Small matters, right? But not to a child. I am guessing that if I would have asked my third grade classmate how he was feeling when he didn’t know how to tell time or if I would have asked my niece why she was so upset about her turkey the answer would have been the same: “Less than brilliant” or “I am ashamed.”
“Not getting it” happens to every child. What we want is for them to bounce back, to not lose confidence in themselves as capable learners. Our faith in them helps, of course. So does having their teacher’s support. But there’s something else that can restore a child’s sense of competence, and this old-fashioned remedy is always effective, even when a child does not let you in on a discouraging experience.
Simply give the children in your care the chance to play every day. It has to be real play, though, where a child decides what to do and how to do it! In play, children set their own challenges and find out they can succeed. Children usually choose tasks that challenge them, but aren’t overwhelming.
When children are playing, they don’t worry about failing. Play, after all, is supposed to be fun. And you don’t get evaluated on fun. What’s more, because play is a no-risk situation, children often find themselves attempting more and more. In play, children try out new skills and discover they can perform at a higher level.
When they’re playing, children can pretend that they’re the ones in charge. Instead of being told when to get on the school bus, a child can be the driver. Instead of having to finish their vegetables at a meal time, a child can become the cook. Instead of taking a test, an older child may play school and be the teacher. Play builds self confidence. In play, children put aside feelings of being powerless and experience being capable.

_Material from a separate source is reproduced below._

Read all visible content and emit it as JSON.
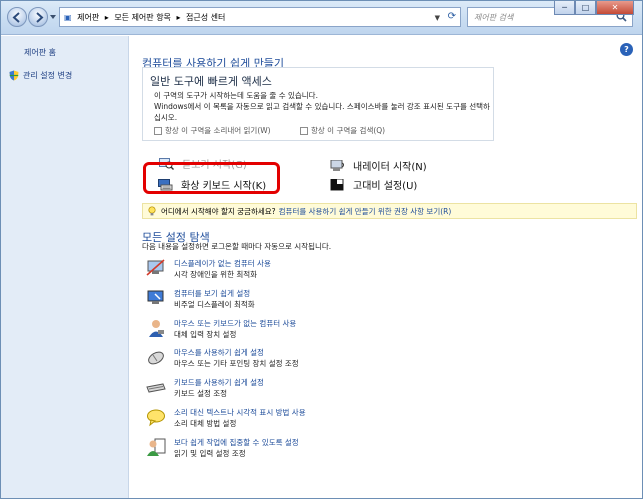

Give a child in your care the time to play and you will be giving them time to re-charge. A child at play is someone who solves problems, generates new ideas, is curious and creative. A child at play is someone who sets and meets challenges, risks trying out new skills and experiences what it’s like to feel capable and in charge. And sometimes, a child who plays is someone who’s bouncing back from a temporary bout of “not getting it.”